Each record is to be given again without alteration.

BEGIN

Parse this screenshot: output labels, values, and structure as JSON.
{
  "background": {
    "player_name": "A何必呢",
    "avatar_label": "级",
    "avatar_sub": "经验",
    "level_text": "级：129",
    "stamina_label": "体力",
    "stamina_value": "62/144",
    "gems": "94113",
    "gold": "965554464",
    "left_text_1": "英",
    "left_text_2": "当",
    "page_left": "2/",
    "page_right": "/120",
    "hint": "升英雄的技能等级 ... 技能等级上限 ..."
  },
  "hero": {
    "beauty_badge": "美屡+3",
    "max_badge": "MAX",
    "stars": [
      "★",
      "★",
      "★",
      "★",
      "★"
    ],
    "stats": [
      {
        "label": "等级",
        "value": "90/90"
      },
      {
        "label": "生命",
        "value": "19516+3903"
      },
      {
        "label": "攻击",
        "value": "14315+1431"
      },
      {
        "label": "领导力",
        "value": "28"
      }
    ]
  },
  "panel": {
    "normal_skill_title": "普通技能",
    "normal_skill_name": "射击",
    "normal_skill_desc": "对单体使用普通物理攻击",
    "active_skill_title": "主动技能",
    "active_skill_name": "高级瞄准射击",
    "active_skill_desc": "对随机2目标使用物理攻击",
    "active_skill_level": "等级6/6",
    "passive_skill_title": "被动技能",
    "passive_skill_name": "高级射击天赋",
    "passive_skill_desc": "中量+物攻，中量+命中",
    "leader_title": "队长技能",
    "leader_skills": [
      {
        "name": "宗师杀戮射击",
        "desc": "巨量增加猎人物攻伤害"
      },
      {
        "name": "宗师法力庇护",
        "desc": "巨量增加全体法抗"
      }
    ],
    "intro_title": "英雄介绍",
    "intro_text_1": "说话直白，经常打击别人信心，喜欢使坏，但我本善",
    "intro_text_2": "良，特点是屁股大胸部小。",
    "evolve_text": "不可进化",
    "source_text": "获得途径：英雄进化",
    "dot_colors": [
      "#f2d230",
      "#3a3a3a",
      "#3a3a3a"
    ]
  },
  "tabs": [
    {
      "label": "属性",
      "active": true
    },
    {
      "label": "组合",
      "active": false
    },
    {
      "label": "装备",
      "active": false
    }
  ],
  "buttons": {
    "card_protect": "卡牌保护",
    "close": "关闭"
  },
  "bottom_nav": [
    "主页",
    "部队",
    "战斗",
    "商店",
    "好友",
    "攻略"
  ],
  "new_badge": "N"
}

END

▶ [Task response]:
Parse this screenshot: output labels, values, and structure as JSON.
{
  "background": {
    "player_name": "A何必呢",
    "avatar_label": "级",
    "avatar_sub": "经验",
    "level_text": "级：129",
    "stamina_label": "体力",
    "stamina_value": "62/144",
    "gems": "94113",
    "gold": "965554464",
    "left_text_1": "英",
    "left_text_2": "当",
    "page_left": "2/",
    "page_right": "/120",
    "hint": "升英雄的技能等级 ... 技能等级上限 ..."
  },
  "hero": {
    "beauty_badge": "美屡+3",
    "max_badge": "MAX",
    "stars": [
      "★",
      "★",
      "★",
      "★",
      "★"
    ],
    "stats": [
      {
        "label": "等级",
        "value": "90/90"
      },
      {
        "label": "生命",
        "value": "19516+3903"
      },
      {
        "label": "攻击",
        "value": "14315+1431"
      },
      {
        "label": "领导力",
        "value": "28"
      }
    ]
  },
  "panel": {
    "normal_skill_title": "普通技能",
    "normal_skill_name": "射击",
    "normal_skill_desc": "对单体使用普通物理攻击",
    "active_skill_title": "主动技能",
    "active_skill_name": "高级瞄准射击",
    "active_skill_desc": "对随机2目标使用物理攻击",
    "active_skill_level": "等级6/6",
    "passive_skill_title": "被动技能",
    "passive_skill_name": "高级射击天赋",
    "passive_skill_desc": "中量+物攻，中量+命中",
    "leader_title": "队长技能",
    "leader_skills": [
      {
        "name": "宗师杀戮射击",
        "desc": "巨量增加猎人物攻伤害"
      },
      {
        "name": "宗师法力庇护",
        "desc": "巨量增加全体法抗"
      }
    ],
    "intro_title": "英雄介绍",
    "intro_text_1": "说话直白，经常打击别人信心，喜欢使坏，但我本善",
    "intro_text_2": "良，特点是屁股大胸部小。",
    "evolve_text": "不可进化",
    "source_text": "获得途径：英雄进化",
    "dot_colors": [
      "#f2d230",
      "#3a3a3a",
      "#3a3a3a"
    ]
  },
  "tabs": [
    {
      "label": "属性",
      "active": true
    },
    {
      "label": "组合",
      "active": false
    },
    {
      "label": "装备",
      "active": false
    }
  ],
  "buttons": {
    "card_protect": "卡牌保护",
    "close": "关闭"
  },
  "bottom_nav": [
    "主页",
    "部队",
    "战斗",
    "商店",
    "好友",
    "攻略"
  ],
  "new_badge": "N"
}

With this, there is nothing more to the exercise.